What is VAT fraud?: examples of different types of VAT fraud: labour provider fraud
Labour provider (LP) fraud involves fraudulent evasion of VAT by a defaulter.
LPs (also sometimes known as ‘Gangmasters’) are traditionally found in industries such as agriculture, construction, leisure, food, transport, security and cleaning.
Typically, in a LP fraud scheme (Word 37KB) the end user will contract with the Main Contractor (MC) to provide labour, who may then sub-contract the provision to a further labour provider. The actual employer of the workers may be the Main Contractor, the Sub-contractor or in some cases the End User themselves
The end user actually receives the supply of labour, and will be invoiced for this by the MC. The Sub-contractor will in turn invoice the MC, and will then disappear or default on the output VAT shown on those invoices. That VAT will be claimed as input tax by the MC, who will in turn invoice the End User for the supply of labour. Alternatively, in some cases there may be only two parties involved, with the MC taking on the role of defaulter.
Like other frauds, there are indications of hi-jacked VAT Registration Numbers also being used (VATF53210).
In respect of supplies made by labour providers (sub-contractors) in the construction industry, there are examples of providers also supplying plant and materials to Middlemen or Main Contractors - again supplied by missing traders, and in some cases by ex MTIC Traders.
In addition to VAT fraud, LPs might also:
- fail to operate PAYE correctly and/or fail to remit deductions made for tax/National Insurance Contributions (NIC);
- fail to operate the Construction Industry Scheme (CIS) correctly;
- fail to make end of year returns such as P35, P14;
- fail to pay National Minimum Wage;
- fail to operate Statutory Sick Pay; and
- falsify or make illegal deductions from workers’ pay.

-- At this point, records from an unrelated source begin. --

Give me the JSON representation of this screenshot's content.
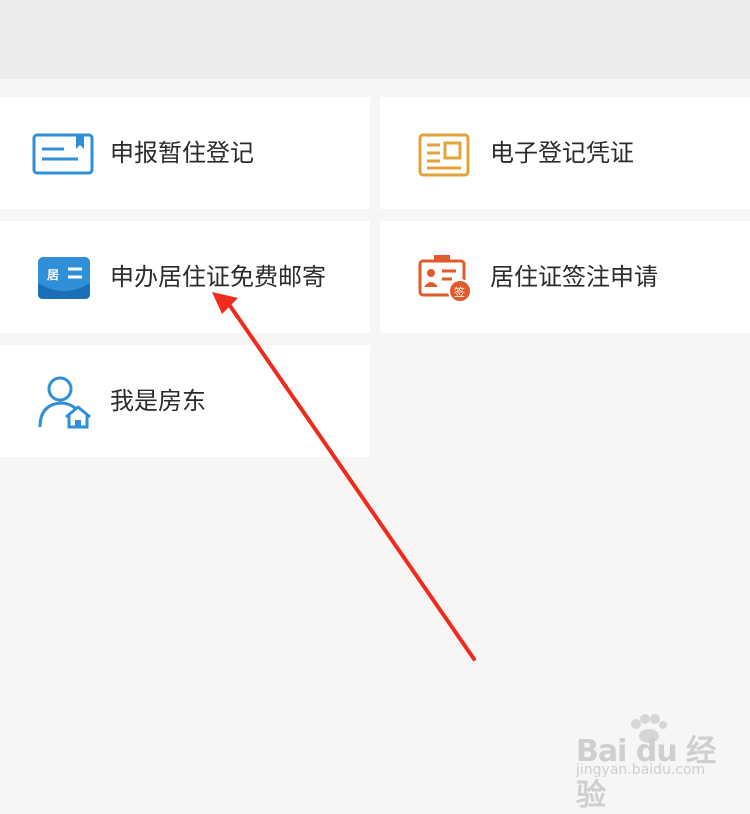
{
  "services": [
    {
      "label": "申报暂住登记",
      "icon": "registration-card-icon",
      "color": "#2f8fd8"
    },
    {
      "label": "电子登记凭证",
      "icon": "certificate-document-icon",
      "color": "#e3a23a"
    },
    {
      "label": "申办居住证免费邮寄",
      "icon": "residence-permit-mail-icon",
      "color": "#2f8fd8",
      "icon_text": "居"
    },
    {
      "label": "居住证签注申请",
      "icon": "id-badge-endorse-icon",
      "color": "#e05a2b",
      "icon_text": "签"
    },
    {
      "label": "我是房东",
      "icon": "landlord-icon",
      "color": "#2f8fd8"
    }
  ],
  "annotation": {
    "type": "red-arrow",
    "color": "#f02a1e"
  },
  "watermark": {
    "brand": "Bai du 经验",
    "url": "jingyan.baidu.com"
  }
}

If you discover a taxable person who you suspect to be part of a labour provider fraud you should contact the VAT Fraud Team.

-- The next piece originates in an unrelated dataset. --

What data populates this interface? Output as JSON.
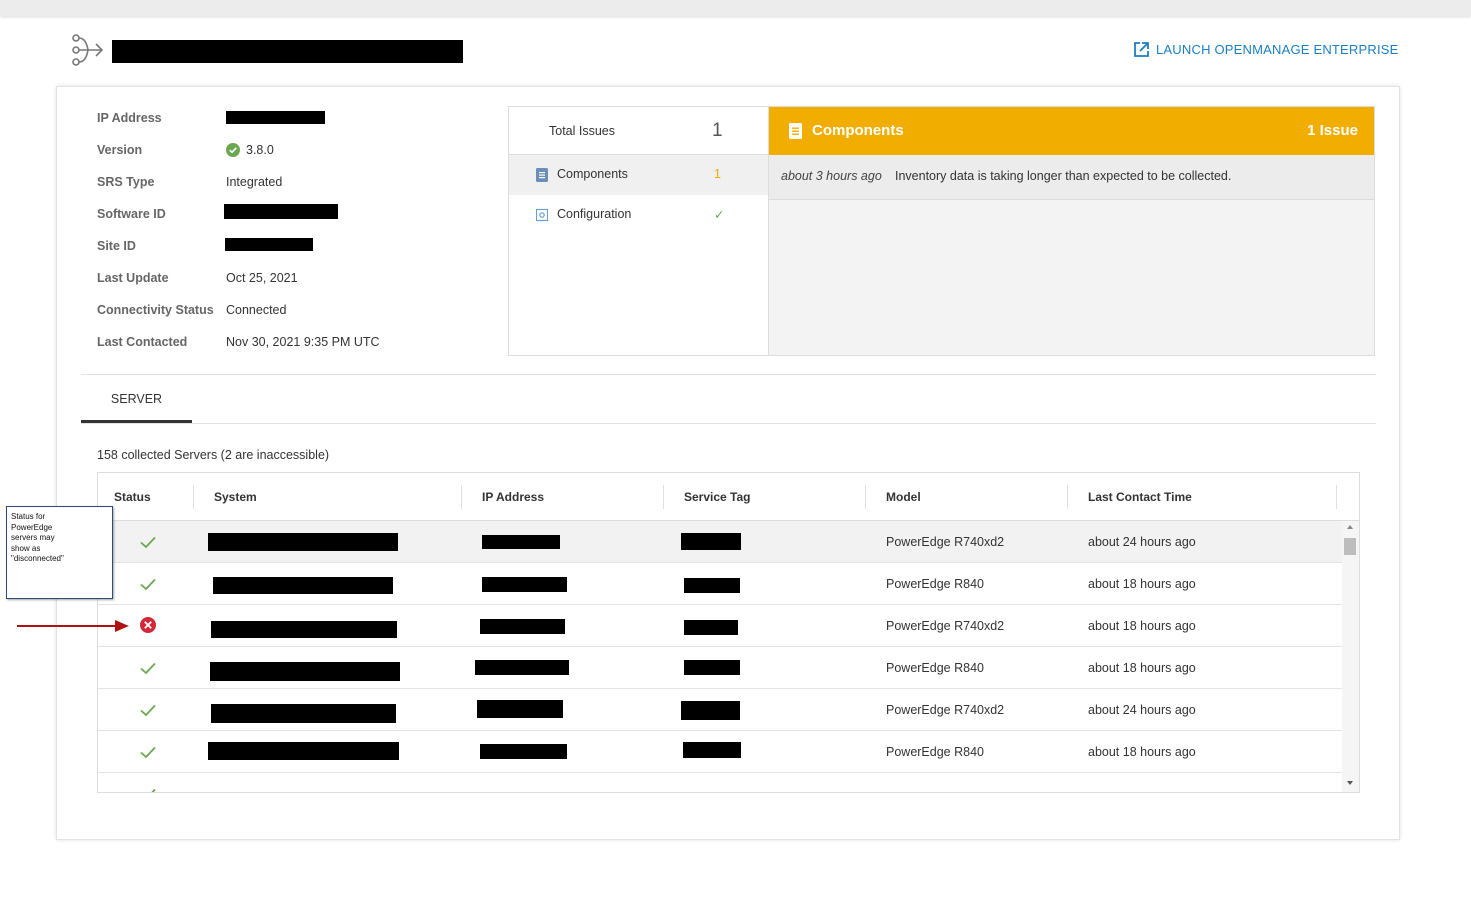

VATF36100 looks at specific considerations that need to be taken into account when deciding whether to apply an intervention to labour providers.